[Data records for software interfaces]
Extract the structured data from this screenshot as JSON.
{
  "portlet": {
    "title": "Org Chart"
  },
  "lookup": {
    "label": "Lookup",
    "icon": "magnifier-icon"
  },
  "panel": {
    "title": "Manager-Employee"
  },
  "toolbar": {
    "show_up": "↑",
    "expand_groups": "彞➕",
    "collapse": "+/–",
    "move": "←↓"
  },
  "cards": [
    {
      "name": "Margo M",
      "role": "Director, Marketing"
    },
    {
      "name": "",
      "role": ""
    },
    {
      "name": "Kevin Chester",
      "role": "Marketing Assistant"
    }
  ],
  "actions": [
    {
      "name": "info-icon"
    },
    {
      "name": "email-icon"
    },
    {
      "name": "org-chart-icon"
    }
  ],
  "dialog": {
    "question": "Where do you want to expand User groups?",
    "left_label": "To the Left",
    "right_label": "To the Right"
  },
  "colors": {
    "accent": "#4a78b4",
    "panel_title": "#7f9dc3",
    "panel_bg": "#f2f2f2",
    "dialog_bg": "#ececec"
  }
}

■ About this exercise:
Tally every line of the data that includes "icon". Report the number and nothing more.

■ Solution below:
4